So, if anyone looks back a few posts on my blog, you’ll notice that I have the Minimed 530g pump — which has a built in CGM. So WHY you may ask yourself, do I need a Dexcom CGM?

Welp. If I’m honest I never really liked nor trusted my Medtronic CGM. ESPECIALLY with it’s nighttime alarms, because just laying on it could trigger a false low.

I’d also been thinking about switching pumps. Originally, I was going for the Animas Vibe so I could continue in the path of integrated CGMs. I told my endo this, however, and he strongly suggested I just get the separate CGM because the tech is newer/smarter and of course, I could upgrade it much more easily without having to wait years for my pump to be upgradeable.

So now I’m back to carrying two gadgets, although Dex is so pretty that I really don’t mind. (I’ve got a snazzy case in the mail for it as well 😍)

This leaves me still trying to decide what I ought to pick as my next insulin pump. I’ve been leaning toward the T:Slim, although my parents have required that my endo give his seal of approval before we move forward on that one. At the same time though.. I’m quite interested in possibly going tubeless and heading for the Omnipod. Or maybe I should just go for something sort of familiar and get an Animas Ping? Ack. I don’t know, too many options.

I suppose I’ll stop rambling now, as this post has somehow managed to include about 5 different subjects. HOPEFULLY, I won’t give up on the blog quite so quickly this time!

“I’m Sorry That I Almost Killed You”

Yeah, so that is how yesterday’s endo appointment started. He profusely apologized for the little mishap we had in December when he asked me to try Trulicity.

If you’ve ever heard of Trulicity or if you take a second to Google it, you will see that it is designed to treat Type 2. I know that, my doctor knows that, but he loves experimentation and apparently he has had other T1 patients have success with it.

I did not have success with it.

Trulicity is an injection whose effects last a week. When my doctor gave it to me, he said, “You might get a tiny bit nauseous but I don’t think it will really effect you.”

Que an entire week of almost constant nausea and vomiting. I would literally throw up anything I put in my mouth and I was living off of sips of Powerade.

My numbers were fantastic, but then I wasn’t eating anything so that’s not really surprising.

Before the week was up my mom had made several calls to my endo’s office and I was told I should not take my next Trulicity injection.

So yeah. I still love my endo, he’s just asked me to try some pill that I don’t remember the name of, and I’ll be back to see him in 4 weeks.

Also, shockingly, my A1C was 7.9, after three months of minimal management. I’m pretty surprised. Hopefully next time around we can improve that further.

“Diet” Coke

To me, ending up with a bloodsugar so high that I throw up feels like utter failure. The reason being I know I could have and should have been able to prevent it, and while feeling shitty about my failure to manage my disease properly, I also feel like utter shit.

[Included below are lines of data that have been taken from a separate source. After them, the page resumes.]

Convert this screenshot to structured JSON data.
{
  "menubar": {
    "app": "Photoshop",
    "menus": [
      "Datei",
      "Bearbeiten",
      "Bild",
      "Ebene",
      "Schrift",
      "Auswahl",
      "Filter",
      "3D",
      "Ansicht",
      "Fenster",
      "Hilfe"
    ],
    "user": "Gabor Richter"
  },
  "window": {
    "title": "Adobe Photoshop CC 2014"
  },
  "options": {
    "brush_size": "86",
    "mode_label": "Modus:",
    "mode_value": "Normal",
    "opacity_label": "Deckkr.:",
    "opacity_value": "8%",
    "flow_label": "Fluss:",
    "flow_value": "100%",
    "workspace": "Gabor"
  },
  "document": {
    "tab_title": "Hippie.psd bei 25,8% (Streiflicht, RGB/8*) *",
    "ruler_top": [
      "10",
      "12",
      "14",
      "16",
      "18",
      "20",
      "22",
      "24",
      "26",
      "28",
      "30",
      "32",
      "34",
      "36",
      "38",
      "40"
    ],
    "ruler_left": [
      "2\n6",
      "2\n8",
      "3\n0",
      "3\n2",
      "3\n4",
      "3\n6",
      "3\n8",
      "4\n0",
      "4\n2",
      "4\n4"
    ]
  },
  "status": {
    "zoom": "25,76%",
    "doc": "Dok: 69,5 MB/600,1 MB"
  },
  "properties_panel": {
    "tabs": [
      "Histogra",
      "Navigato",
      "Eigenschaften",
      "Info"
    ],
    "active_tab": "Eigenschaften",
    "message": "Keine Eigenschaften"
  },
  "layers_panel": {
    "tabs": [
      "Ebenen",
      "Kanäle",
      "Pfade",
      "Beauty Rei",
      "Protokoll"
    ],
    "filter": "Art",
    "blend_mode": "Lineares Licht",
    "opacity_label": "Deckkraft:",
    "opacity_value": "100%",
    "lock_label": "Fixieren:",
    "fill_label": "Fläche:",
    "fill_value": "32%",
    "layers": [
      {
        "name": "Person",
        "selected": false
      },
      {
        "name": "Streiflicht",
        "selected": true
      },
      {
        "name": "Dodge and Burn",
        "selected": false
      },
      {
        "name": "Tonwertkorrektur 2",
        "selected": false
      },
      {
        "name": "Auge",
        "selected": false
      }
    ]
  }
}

Today was one of those days. I’m currently typing this out on my phone while sitting on the floor of my bathroom.

Really, this wasn’t entirely my fault. I went out to barbecue with some friends, and bolused for the various sauces that were on my meal of mainly meat. What I’m fairly sure happened was that I was given regular coke instead of diet and didn’t pick up on the difference. Otherwise, I’m not sure what else would have sent me up into the 400s. 

Either way, I should have been keeping a closer eye on my CGM. It beeped at me midway through the meal saying I was high, at 165 or something like that. I assumed it was a bit of a spike from the food because I hadn’t bolused quite fast enough. No big deal, right? Kept enjoying my night with friends.

A couple hours later, I get home and my CGM buzzes at me, saying “OVER 400”.

I don’t know what I’m trying to say here really. I don’t feel good and I feel defeated by diabetes and cursed by that stupid coke.

I’m not trying to be bitter or mopey here really, I know that I’ll be back down soon (my CGM now says I’m 268 with two down arrows) and I’ll feel better. Sometimes shit happens, and then it passes, and then everything is back to normal. Looking forward to being back to normal in the next couple hours here.

Sorry for my grumpy post today, I hope your day is going much better than mine.